The plaintiff standing before this judge possessed neither: “There was a widow in that city who kept coming to him and saying, ‘Give me justice against my adversary'” (v. 3). She had no means to bribe or threaten the judge, so “for a while, he refused” (v. 4).
However, the widow kept coming to him so persistently, that finally, he decided, “I will give her justice, so that she will not beat me down by her continual coming” (v. 5).
Here’s what many misunderstand about Jesus’ parable. It’s easy to conclude that God is the unjust judge, an arbiter who must be persuaded through our persistence to do what he would not otherwise do. In fact, just the opposite is the case.
Jesus employed a very common rabbinic teaching technique known as the qoi whomer, literally “from the lighter to the heavier” or “from the lesser to the greater.” Here was his point: if an unjust judge would answer a widow’s persistent plea, how much more will our loving Father hear our prayers.
Jesus taught this parable to make the point that we “ought always to pray and not lose heart” (v. 1). As he taught us in the Sermon on the Mount, we are to “ask and keep on asking” (Matthew 7:7, translated literally from the Greek). God’s word calls us to “pray without ceasing” (1 Thessalonians 5:17) and to “not grow weary of doing good” (Galatians 6:9).
Applied to our support for life, it is always too soon to give up on God. It is always too soon to stop praying for the preborn, working to help mothers choose life, and using our influence to persuade others to do the same.
Whatever earthly judges decide, our heavenly Judge “will bring every deed into judgment” (Ecclesiastes 12:14). Let’s pray and work for life until the day we hear him say, “Well done, good and faithful servant” (Matthew 25:23).
We cannot measure the eternal significance of present faithfulness.

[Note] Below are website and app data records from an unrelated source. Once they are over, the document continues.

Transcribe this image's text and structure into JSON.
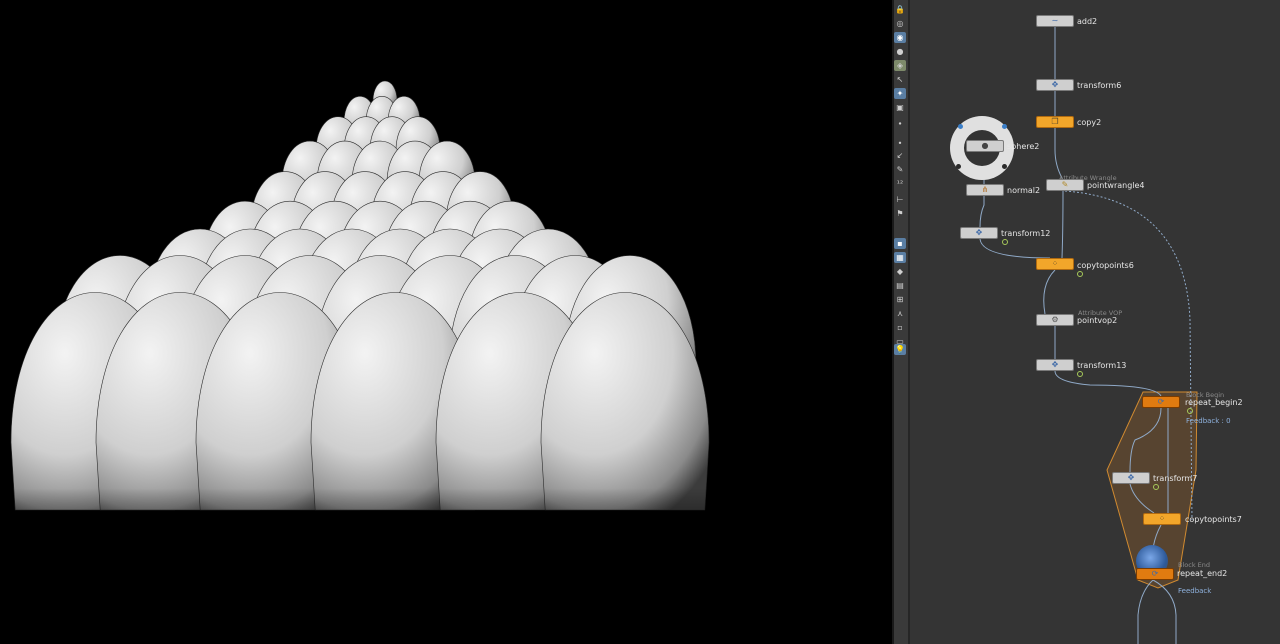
{
  "viewport": {
    "scene": "copied-spheres-pyramid",
    "background_color": "#000000",
    "object_color": "#d9d9d9"
  },
  "toolbar": {
    "icons": [
      "lock-icon",
      "target-icon",
      "view-icon",
      "light-icon",
      "camera-icon",
      "pick-icon",
      "snap-icon",
      "wire-icon",
      "dots-icon",
      "point-icon",
      "arrow-icon",
      "pen-icon",
      "count-icon",
      "axis-icon",
      "flag-icon",
      "display-icon",
      "checker-icon",
      "shade-icon",
      "texture-icon",
      "grid-icon",
      "axes-icon",
      "box-icon",
      "screen-icon",
      "bulb-icon"
    ]
  },
  "network": {
    "colors": {
      "wire": "#8fa9c7",
      "selected": "#f2a62a",
      "block": "#e07b10",
      "flag": "#a7c95a",
      "feedback": "#8fb2de"
    },
    "nodes": {
      "add2": {
        "label": "add2"
      },
      "transform6": {
        "label": "transform6"
      },
      "copy2": {
        "label": "copy2"
      },
      "sphere2": {
        "label": "sphere2"
      },
      "normal2": {
        "label": "normal2"
      },
      "pointwrangle4": {
        "label": "pointwrangle4",
        "sub": "Attribute Wrangle"
      },
      "transform12": {
        "label": "transform12"
      },
      "copytopoints6": {
        "label": "copytopoints6"
      },
      "pointvop2": {
        "label": "pointvop2",
        "sub": "Attribute VOP"
      },
      "transform13": {
        "label": "transform13"
      },
      "repeat_begin2": {
        "label": "repeat_begin2",
        "sub": "Block Begin",
        "feedback": "Feedback : 0"
      },
      "transform7": {
        "label": "transform7"
      },
      "copytopoints7": {
        "label": "copytopoints7"
      },
      "repeat_end2": {
        "label": "repeat_end2",
        "sub": "Block End",
        "feedback": "Feedback"
      }
    }
  }
}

Jim Denison, PhD, is the founder of Denison Forum with a reach of 1.7 million. He also serves as Resident Scholar for Ethics with Baylor Scott & White Health.